* Entries shown:
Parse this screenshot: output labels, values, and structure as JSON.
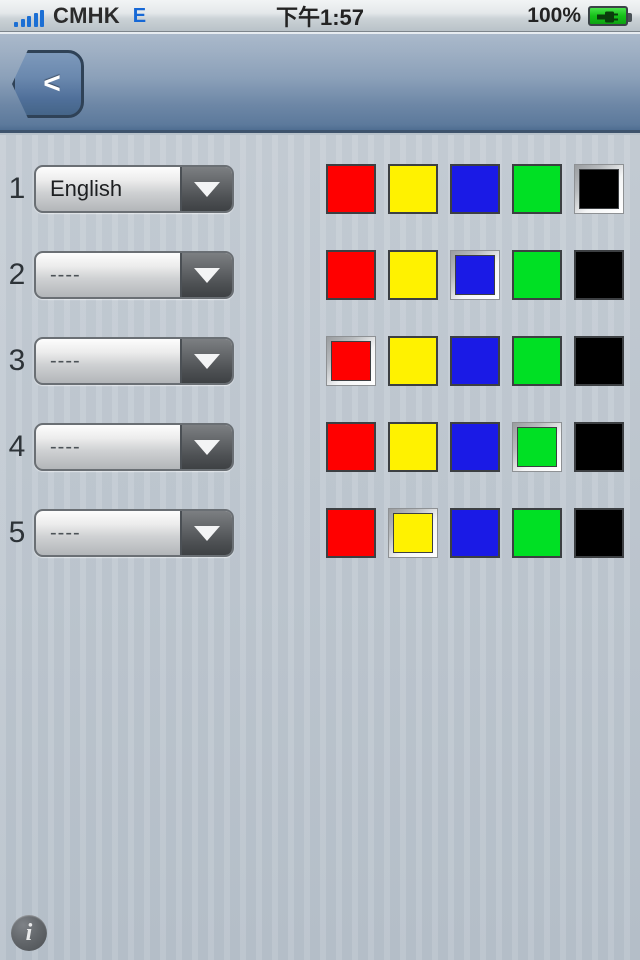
{
  "status_bar": {
    "signal_icon": "signal-bars-icon",
    "signal_bars_filled": 5,
    "carrier": "CMHK",
    "network_type": "E",
    "time": "下午1:57",
    "battery_percent": "100%",
    "battery_icon": "battery-charging-icon",
    "signal_color": "#1c6fd4",
    "network_color": "#1668d6",
    "battery_color": "#14c018"
  },
  "nav_bar": {
    "back_button_label": "<",
    "back_button_icon": "chevron-left-icon",
    "title": ""
  },
  "main": {
    "palette": [
      {
        "name": "red",
        "hex": "#FF0000"
      },
      {
        "name": "yellow",
        "hex": "#FFF200"
      },
      {
        "name": "blue",
        "hex": "#1A1AE6"
      },
      {
        "name": "green",
        "hex": "#00E024"
      },
      {
        "name": "black",
        "hex": "#000000"
      }
    ],
    "dropdown_placeholder": "----",
    "rows": [
      {
        "index": "1",
        "dropdown_value": "English",
        "selected_color_index": 4
      },
      {
        "index": "2",
        "dropdown_value": "----",
        "selected_color_index": 2
      },
      {
        "index": "3",
        "dropdown_value": "----",
        "selected_color_index": 0
      },
      {
        "index": "4",
        "dropdown_value": "----",
        "selected_color_index": 3
      },
      {
        "index": "5",
        "dropdown_value": "----",
        "selected_color_index": 1
      }
    ]
  },
  "footer": {
    "info_label": "i",
    "info_icon": "info-icon"
  }
}
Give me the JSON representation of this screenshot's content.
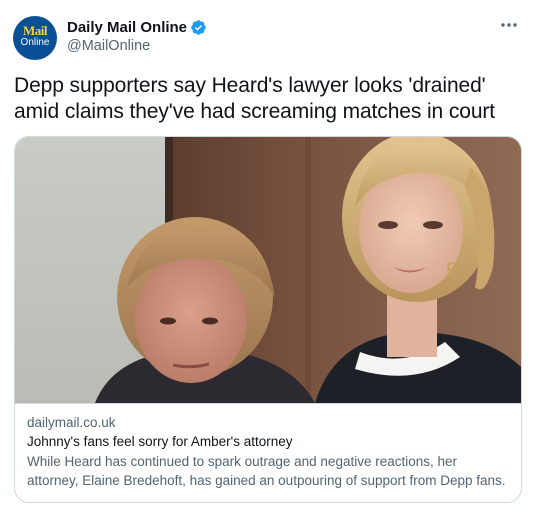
{
  "account": {
    "avatar_logo_top": "Mail",
    "avatar_logo_bottom": "Online",
    "display_name": "Daily Mail Online",
    "handle": "@MailOnline",
    "verified": true
  },
  "tweet": {
    "text": "Depp supporters say Heard's lawyer looks 'drained' amid claims they've had screaming matches in court"
  },
  "card": {
    "domain": "dailymail.co.uk",
    "title": "Johnny's fans feel sorry for Amber's attorney",
    "description": "While Heard has continued to spark outrage and negative reactions, her attorney, Elaine Bredehoft, has gained an outpouring of support from Depp fans."
  },
  "colors": {
    "verified_blue": "#1d9bf0",
    "secondary_text": "#536471",
    "primary_text": "#0f1419",
    "border": "#cfd9de",
    "avatar_bg": "#0a4f98",
    "avatar_logo_yellow": "#f4d03f"
  },
  "icons": {
    "verified": "verified-badge-icon",
    "more": "more-options-icon"
  }
}
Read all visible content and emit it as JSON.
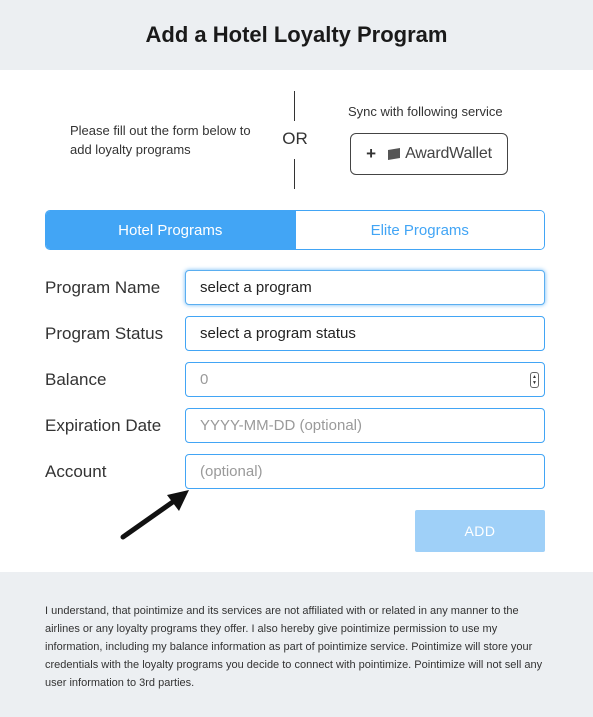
{
  "header": {
    "title": "Add a Hotel Loyalty Program"
  },
  "intro": {
    "text": "Please fill out the form below to add loyalty programs"
  },
  "separator": {
    "label": "OR"
  },
  "sync": {
    "label": "Sync with following service",
    "button_text": "AwardWallet",
    "button_icon": "plus-icon"
  },
  "tabs": [
    {
      "label": "Hotel Programs",
      "active": true
    },
    {
      "label": "Elite Programs",
      "active": false
    }
  ],
  "form": {
    "program_name": {
      "label": "Program Name",
      "value": "select a program"
    },
    "program_status": {
      "label": "Program Status",
      "value": "select a program status"
    },
    "balance": {
      "label": "Balance",
      "placeholder": "0"
    },
    "expiration_date": {
      "label": "Expiration Date",
      "placeholder": "YYYY-MM-DD (optional)"
    },
    "account": {
      "label": "Account",
      "placeholder": "(optional)"
    }
  },
  "actions": {
    "add_label": "ADD"
  },
  "footer": {
    "disclaimer": "I understand, that pointimize and its services are not affiliated with or related in any manner to the airlines or any loyalty programs they offer. I also hereby give pointimize permission to use my information, including my balance information as part of pointimize service. Pointimize will store your credentials with the loyalty programs you decide to connect with pointimize. Pointimize will not sell any user information to 3rd parties."
  },
  "colors": {
    "accent": "#42a5f5",
    "add_disabled": "#9fd0f8",
    "panel_bg": "#eceff2"
  }
}
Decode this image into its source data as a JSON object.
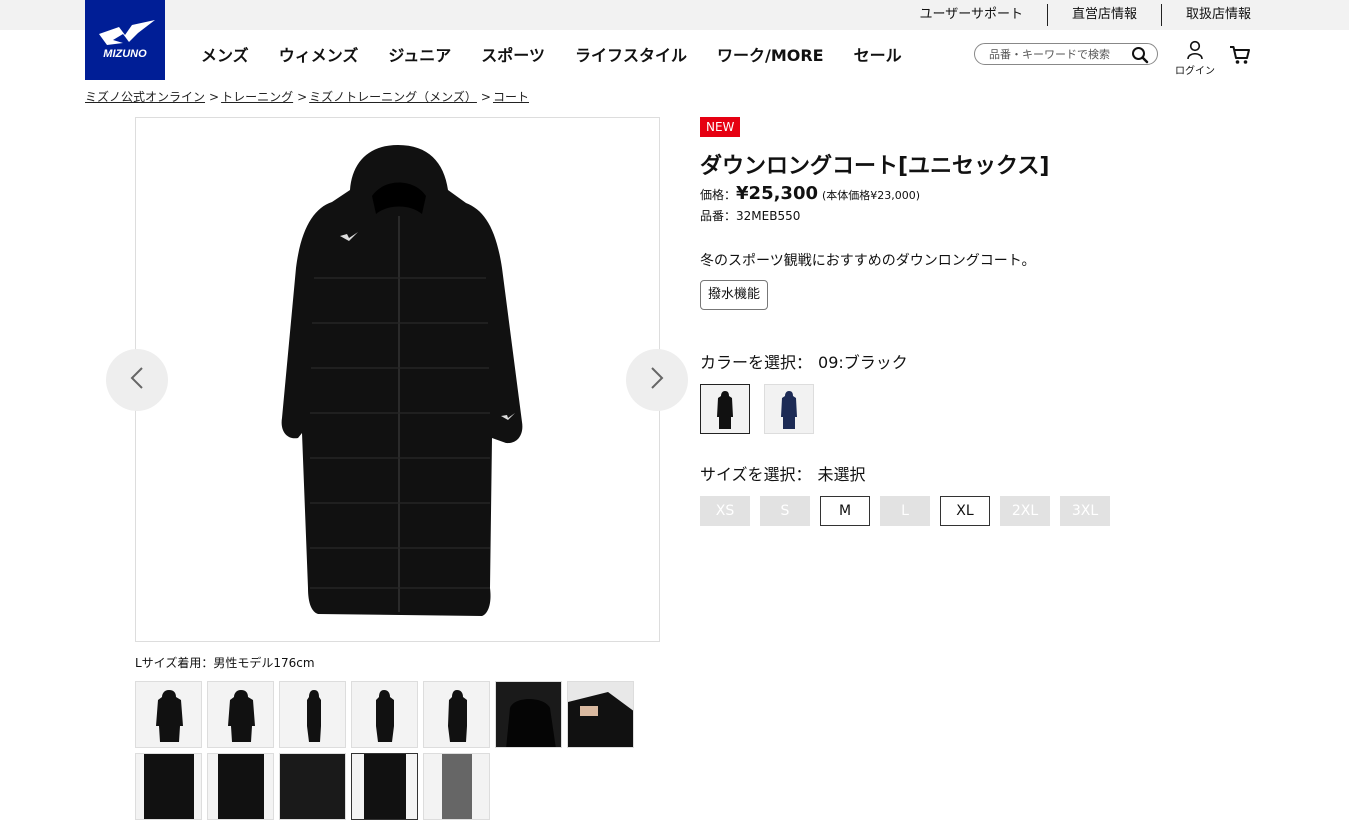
{
  "header": {
    "logo_text": "MIZUNO",
    "utility_links": [
      "ユーザーサポート",
      "直営店情報",
      "取扱店情報"
    ],
    "nav": [
      "メンズ",
      "ウィメンズ",
      "ジュニア",
      "スポーツ",
      "ライフスタイル",
      "ワーク/MORE",
      "セール"
    ],
    "search_placeholder": "品番・キーワードで検索",
    "login_label": "ログイン"
  },
  "breadcrumb": [
    "ミズノ公式オンライン",
    "トレーニング",
    "ミズノトレーニング（メンズ）",
    "コート"
  ],
  "gallery": {
    "caption": "Lサイズ着用：男性モデル176cm",
    "thumb_count": 12,
    "selected_thumb_index": 10
  },
  "product": {
    "badge": "NEW",
    "title": "ダウンロングコート[ユニセックス]",
    "price_label": "価格：",
    "price": "¥25,300",
    "price_sub": "(本体価格¥23,000)",
    "sku": "品番：32MEB550",
    "description": "冬のスポーツ観戦におすすめのダウンロングコート。",
    "feature_tag": "撥水機能",
    "color_label": "カラーを選択：",
    "color_value": "09:ブラック",
    "colors": [
      "black",
      "navy"
    ],
    "size_label": "サイズを選択：",
    "size_value": "未選択",
    "sizes": [
      {
        "label": "XS",
        "available": false
      },
      {
        "label": "S",
        "available": false
      },
      {
        "label": "M",
        "available": true
      },
      {
        "label": "L",
        "available": false
      },
      {
        "label": "XL",
        "available": true
      },
      {
        "label": "2XL",
        "available": false
      },
      {
        "label": "3XL",
        "available": false
      }
    ]
  },
  "colors": {
    "brand_blue": "#001e96",
    "badge_red": "#e60012",
    "unavailable_size_bg": "#e2e2e2"
  },
  "icons": [
    "mizuno-runbird-logo",
    "search-icon",
    "user-icon",
    "cart-icon",
    "chevron-left-icon",
    "chevron-right-icon"
  ]
}
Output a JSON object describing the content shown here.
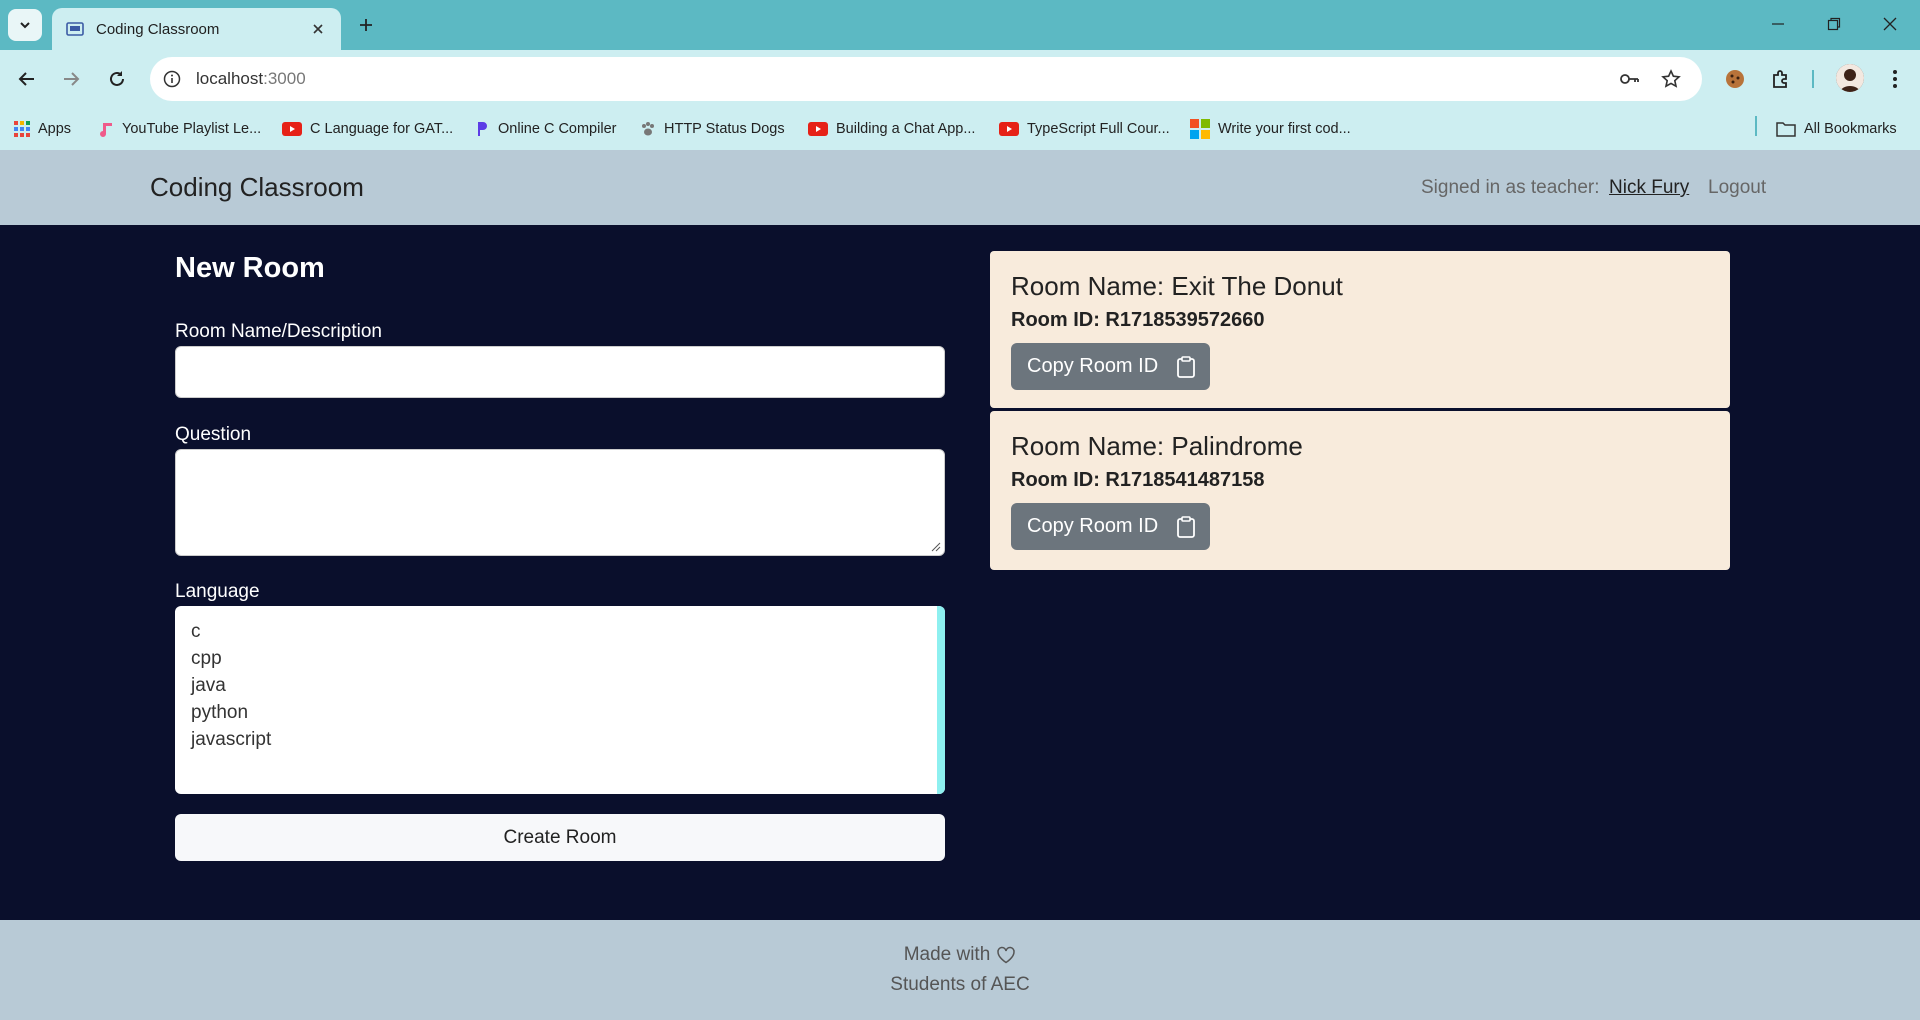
{
  "browser": {
    "tab_title": "Coding Classroom",
    "url_host": "localhost",
    "url_port": ":3000",
    "bookmarks": [
      {
        "label": "Apps",
        "icon": "apps-grid-icon"
      },
      {
        "label": "YouTube Playlist Le...",
        "icon": "music-note-icon"
      },
      {
        "label": "C Language for GAT...",
        "icon": "youtube-icon"
      },
      {
        "label": "Online C Compiler",
        "icon": "programiz-icon"
      },
      {
        "label": "HTTP Status Dogs",
        "icon": "paw-icon"
      },
      {
        "label": "Building a Chat App...",
        "icon": "youtube-icon"
      },
      {
        "label": "TypeScript Full Cour...",
        "icon": "youtube-icon"
      },
      {
        "label": "Write your first cod...",
        "icon": "microsoft-icon"
      }
    ],
    "all_bookmarks": "All Bookmarks"
  },
  "navbar": {
    "brand": "Coding Classroom",
    "signed_in_text": "Signed in as teacher:",
    "user_name": "Nick Fury",
    "logout": "Logout"
  },
  "form": {
    "title": "New Room",
    "room_name_label": "Room Name/Description",
    "room_name_value": "",
    "question_label": "Question",
    "question_value": "",
    "language_label": "Language",
    "languages": [
      "c",
      "cpp",
      "java",
      "python",
      "javascript"
    ],
    "create_button": "Create Room"
  },
  "rooms": [
    {
      "name": "Room Name: Exit The Donut",
      "id": "Room ID: R1718539572660",
      "copy_label": "Copy Room ID"
    },
    {
      "name": "Room Name: Palindrome",
      "id": "Room ID: R1718541487158",
      "copy_label": "Copy Room ID"
    }
  ],
  "footer": {
    "line1": "Made with",
    "line2": "Students of AEC"
  }
}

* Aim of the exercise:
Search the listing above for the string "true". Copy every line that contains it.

* Finished task:
    "verified": true
      "active": true
        "available": true
        "available": true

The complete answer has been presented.